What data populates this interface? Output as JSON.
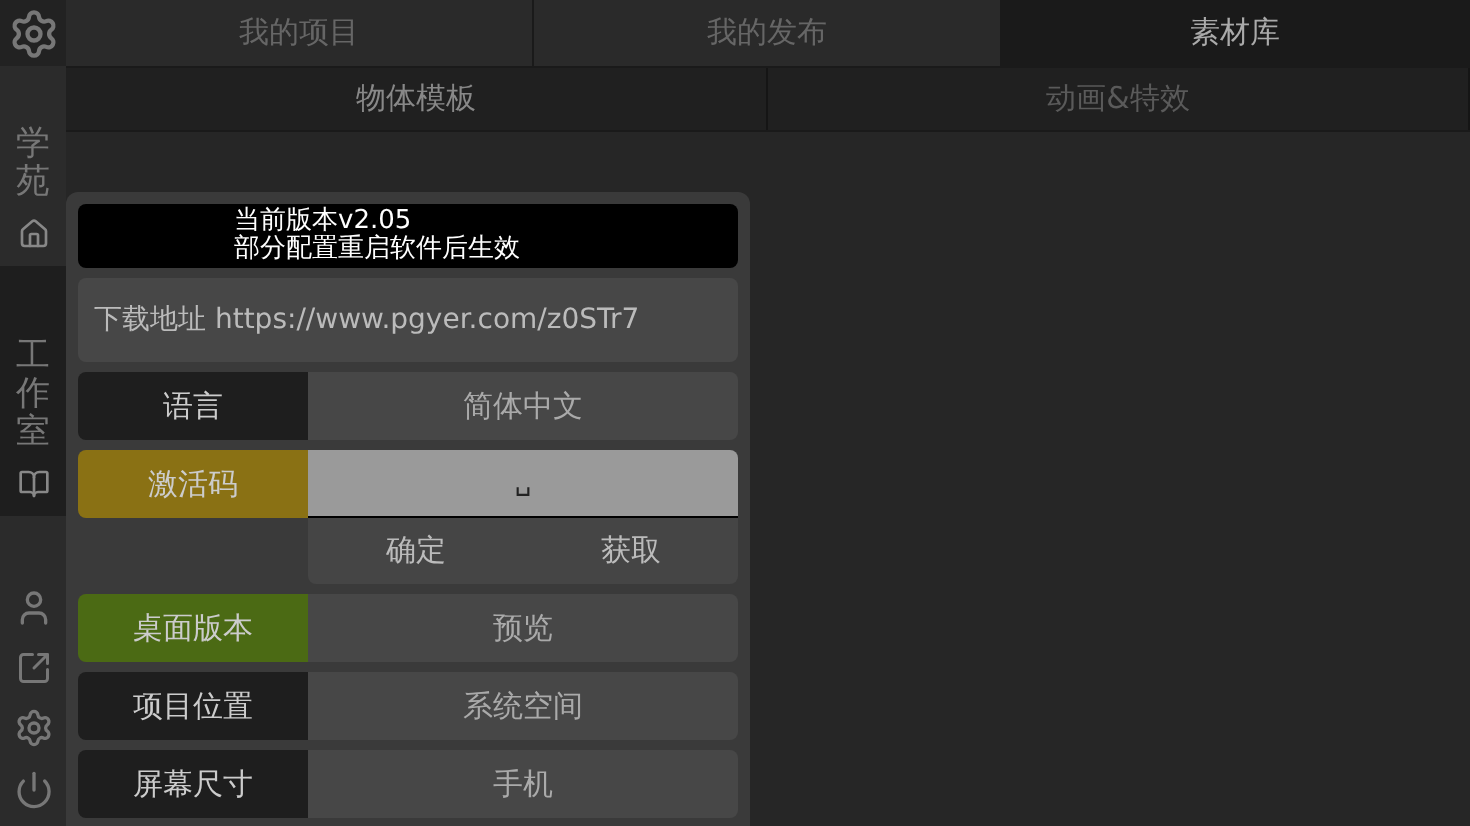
{
  "tabs": [
    {
      "label": "我的项目",
      "selected": false
    },
    {
      "label": "我的发布",
      "selected": false
    },
    {
      "label": "素材库",
      "selected": true
    }
  ],
  "subtabs": [
    {
      "label": "物体模板",
      "selected": true
    },
    {
      "label": "动画&特效",
      "selected": false
    }
  ],
  "sidebar": {
    "sections": [
      {
        "label": "学苑",
        "selected": false
      },
      {
        "label": "工作室",
        "selected": true
      }
    ]
  },
  "dialog": {
    "header": [
      "当前版本v2.05",
      "部分配置重启软件后生效"
    ],
    "download": {
      "label": "下载地址",
      "url": "https://www.pgyer.com/z0STr7"
    },
    "rows": [
      {
        "kind": "value",
        "label": "语言",
        "value": "简体中文",
        "color": "#1e1e1e"
      },
      {
        "kind": "input",
        "label": "激活码",
        "value": "␣",
        "color": "#8a7114"
      },
      {
        "kind": "actions",
        "buttons": [
          "确定",
          "获取"
        ]
      },
      {
        "kind": "value",
        "label": "桌面版本",
        "value": "预览",
        "color": "#4b6a14"
      },
      {
        "kind": "value",
        "label": "项目位置",
        "value": "系统空间",
        "color": "#1e1e1e"
      },
      {
        "kind": "value",
        "label": "屏幕尺寸",
        "value": "手机",
        "color": "#1e1e1e"
      }
    ]
  }
}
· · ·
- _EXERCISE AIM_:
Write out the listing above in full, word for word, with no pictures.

- _RESULT OF THE TASK_:
What data populates this interface? Output as JSON.
{
  "tabs": [
    {
      "label": "我的项目",
      "selected": false
    },
    {
      "label": "我的发布",
      "selected": false
    },
    {
      "label": "素材库",
      "selected": true
    }
  ],
  "subtabs": [
    {
      "label": "物体模板",
      "selected": true
    },
    {
      "label": "动画&特效",
      "selected": false
    }
  ],
  "sidebar": {
    "sections": [
      {
        "label": "学苑",
        "selected": false
      },
      {
        "label": "工作室",
        "selected": true
      }
    ]
  },
  "dialog": {
    "header": [
      "当前版本v2.05",
      "部分配置重启软件后生效"
    ],
    "download": {
      "label": "下载地址",
      "url": "https://www.pgyer.com/z0STr7"
    },
    "rows": [
      {
        "kind": "value",
        "label": "语言",
        "value": "简体中文",
        "color": "#1e1e1e"
      },
      {
        "kind": "input",
        "label": "激活码",
        "value": "␣",
        "color": "#8a7114"
      },
      {
        "kind": "actions",
        "buttons": [
          "确定",
          "获取"
        ]
      },
      {
        "kind": "value",
        "label": "桌面版本",
        "value": "预览",
        "color": "#4b6a14"
      },
      {
        "kind": "value",
        "label": "项目位置",
        "value": "系统空间",
        "color": "#1e1e1e"
      },
      {
        "kind": "value",
        "label": "屏幕尺寸",
        "value": "手机",
        "color": "#1e1e1e"
      }
    ]
  }
}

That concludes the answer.